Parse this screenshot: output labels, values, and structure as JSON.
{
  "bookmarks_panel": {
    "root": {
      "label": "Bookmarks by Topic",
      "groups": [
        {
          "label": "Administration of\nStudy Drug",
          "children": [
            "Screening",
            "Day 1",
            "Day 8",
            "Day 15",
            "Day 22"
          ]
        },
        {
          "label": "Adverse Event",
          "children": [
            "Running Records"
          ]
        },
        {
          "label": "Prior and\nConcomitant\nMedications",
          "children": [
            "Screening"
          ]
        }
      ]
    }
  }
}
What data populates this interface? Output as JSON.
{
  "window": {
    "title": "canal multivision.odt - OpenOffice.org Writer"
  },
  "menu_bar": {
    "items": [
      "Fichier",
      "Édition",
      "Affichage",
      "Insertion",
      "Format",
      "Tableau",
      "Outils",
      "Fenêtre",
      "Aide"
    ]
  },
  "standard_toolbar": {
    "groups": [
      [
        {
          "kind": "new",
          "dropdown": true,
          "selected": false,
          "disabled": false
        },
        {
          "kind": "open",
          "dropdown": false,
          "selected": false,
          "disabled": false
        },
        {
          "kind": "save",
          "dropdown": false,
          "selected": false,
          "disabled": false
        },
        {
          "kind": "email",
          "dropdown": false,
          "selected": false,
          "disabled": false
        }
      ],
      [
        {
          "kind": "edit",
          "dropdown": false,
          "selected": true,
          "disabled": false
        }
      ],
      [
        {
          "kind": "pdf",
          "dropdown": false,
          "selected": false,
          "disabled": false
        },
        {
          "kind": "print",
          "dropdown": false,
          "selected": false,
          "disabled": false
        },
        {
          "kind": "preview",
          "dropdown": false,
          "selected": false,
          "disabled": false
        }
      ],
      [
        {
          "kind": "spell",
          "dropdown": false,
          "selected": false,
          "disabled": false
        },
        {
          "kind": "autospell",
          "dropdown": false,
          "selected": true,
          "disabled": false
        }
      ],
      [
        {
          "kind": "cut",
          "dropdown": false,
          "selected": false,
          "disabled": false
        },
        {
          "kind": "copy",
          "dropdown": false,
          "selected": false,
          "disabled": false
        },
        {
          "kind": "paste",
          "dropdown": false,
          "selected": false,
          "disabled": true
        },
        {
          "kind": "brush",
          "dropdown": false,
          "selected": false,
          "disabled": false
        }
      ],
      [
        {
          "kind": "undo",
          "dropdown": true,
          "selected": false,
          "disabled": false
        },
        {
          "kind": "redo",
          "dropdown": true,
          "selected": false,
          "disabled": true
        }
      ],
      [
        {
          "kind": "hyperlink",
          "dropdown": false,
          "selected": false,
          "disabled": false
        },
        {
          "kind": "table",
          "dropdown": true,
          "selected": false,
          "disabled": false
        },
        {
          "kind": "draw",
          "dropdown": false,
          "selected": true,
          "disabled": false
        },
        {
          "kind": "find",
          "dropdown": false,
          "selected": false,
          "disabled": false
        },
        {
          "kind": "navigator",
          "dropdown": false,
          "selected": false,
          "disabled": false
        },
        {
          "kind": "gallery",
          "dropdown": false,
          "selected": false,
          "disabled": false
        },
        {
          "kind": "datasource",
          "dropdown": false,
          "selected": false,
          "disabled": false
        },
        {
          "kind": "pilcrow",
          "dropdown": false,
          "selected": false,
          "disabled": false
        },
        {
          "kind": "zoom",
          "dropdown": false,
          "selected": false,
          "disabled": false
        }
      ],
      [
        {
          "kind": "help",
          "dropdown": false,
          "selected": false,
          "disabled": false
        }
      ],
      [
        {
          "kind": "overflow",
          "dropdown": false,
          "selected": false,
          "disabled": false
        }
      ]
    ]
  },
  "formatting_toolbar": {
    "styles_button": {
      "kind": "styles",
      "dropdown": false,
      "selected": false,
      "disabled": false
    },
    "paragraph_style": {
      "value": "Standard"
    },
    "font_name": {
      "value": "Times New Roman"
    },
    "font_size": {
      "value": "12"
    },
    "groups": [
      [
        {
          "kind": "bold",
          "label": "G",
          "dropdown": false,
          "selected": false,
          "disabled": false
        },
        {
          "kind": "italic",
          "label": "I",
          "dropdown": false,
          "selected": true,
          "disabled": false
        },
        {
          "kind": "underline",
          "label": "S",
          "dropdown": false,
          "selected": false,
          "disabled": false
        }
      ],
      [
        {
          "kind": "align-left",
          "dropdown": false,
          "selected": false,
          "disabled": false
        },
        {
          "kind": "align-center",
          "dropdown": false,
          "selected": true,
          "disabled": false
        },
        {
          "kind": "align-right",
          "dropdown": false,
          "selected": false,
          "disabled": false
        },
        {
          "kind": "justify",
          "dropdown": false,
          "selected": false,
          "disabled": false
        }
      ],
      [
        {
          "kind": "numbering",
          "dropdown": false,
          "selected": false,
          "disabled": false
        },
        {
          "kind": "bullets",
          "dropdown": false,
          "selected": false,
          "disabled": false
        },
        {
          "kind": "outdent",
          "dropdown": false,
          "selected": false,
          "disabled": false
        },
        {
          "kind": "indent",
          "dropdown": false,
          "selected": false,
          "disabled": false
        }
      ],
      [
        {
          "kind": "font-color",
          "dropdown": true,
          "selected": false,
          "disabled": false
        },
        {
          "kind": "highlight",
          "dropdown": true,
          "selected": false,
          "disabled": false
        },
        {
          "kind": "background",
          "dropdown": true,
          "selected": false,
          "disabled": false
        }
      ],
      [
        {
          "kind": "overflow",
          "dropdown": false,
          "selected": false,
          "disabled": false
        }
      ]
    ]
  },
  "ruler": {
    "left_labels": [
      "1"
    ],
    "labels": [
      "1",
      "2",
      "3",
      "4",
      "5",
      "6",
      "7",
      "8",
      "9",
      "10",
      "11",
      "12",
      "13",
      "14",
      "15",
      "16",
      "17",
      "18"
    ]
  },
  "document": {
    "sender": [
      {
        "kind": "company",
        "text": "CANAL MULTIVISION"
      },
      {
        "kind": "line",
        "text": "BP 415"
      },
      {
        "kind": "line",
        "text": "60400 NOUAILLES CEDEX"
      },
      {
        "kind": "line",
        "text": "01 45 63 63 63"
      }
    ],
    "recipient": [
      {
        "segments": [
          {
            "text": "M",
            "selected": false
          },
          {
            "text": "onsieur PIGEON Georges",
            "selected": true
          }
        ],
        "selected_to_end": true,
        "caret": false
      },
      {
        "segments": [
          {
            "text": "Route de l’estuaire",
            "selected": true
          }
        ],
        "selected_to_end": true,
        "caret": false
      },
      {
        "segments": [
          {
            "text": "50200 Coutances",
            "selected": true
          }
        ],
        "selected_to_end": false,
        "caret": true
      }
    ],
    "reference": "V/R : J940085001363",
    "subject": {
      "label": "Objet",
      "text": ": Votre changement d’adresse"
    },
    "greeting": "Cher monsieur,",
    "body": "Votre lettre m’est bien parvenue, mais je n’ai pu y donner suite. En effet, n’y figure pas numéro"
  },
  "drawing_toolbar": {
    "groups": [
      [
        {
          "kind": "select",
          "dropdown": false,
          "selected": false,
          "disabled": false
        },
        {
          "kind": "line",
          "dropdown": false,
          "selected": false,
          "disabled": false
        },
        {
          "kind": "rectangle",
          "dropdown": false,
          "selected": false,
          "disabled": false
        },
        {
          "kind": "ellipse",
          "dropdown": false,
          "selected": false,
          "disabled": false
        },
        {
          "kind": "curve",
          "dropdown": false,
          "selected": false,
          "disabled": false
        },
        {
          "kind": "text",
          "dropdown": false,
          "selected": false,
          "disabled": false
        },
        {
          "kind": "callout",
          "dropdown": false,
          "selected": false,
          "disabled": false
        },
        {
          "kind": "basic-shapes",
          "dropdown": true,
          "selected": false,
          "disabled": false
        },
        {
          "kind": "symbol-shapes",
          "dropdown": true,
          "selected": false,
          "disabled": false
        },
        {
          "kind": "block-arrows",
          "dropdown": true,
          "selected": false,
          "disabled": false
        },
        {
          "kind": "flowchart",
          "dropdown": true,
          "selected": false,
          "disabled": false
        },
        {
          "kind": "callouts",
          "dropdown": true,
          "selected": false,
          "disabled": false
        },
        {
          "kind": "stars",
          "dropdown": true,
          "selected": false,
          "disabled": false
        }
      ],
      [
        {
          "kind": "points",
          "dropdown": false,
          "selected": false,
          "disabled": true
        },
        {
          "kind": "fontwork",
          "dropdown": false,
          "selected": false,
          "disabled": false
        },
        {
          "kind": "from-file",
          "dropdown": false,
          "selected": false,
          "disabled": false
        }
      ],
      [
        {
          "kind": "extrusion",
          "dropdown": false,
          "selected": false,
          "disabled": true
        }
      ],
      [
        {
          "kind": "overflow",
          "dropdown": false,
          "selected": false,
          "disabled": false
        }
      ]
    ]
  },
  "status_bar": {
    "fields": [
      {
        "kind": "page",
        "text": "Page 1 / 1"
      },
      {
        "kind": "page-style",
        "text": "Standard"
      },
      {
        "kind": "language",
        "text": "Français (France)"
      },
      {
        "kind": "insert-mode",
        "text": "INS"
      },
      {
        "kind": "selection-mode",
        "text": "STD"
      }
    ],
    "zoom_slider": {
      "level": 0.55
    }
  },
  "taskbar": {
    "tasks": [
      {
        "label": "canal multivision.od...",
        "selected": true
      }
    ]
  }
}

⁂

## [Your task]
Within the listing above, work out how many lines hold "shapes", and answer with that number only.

## [Solution for this exercise]
2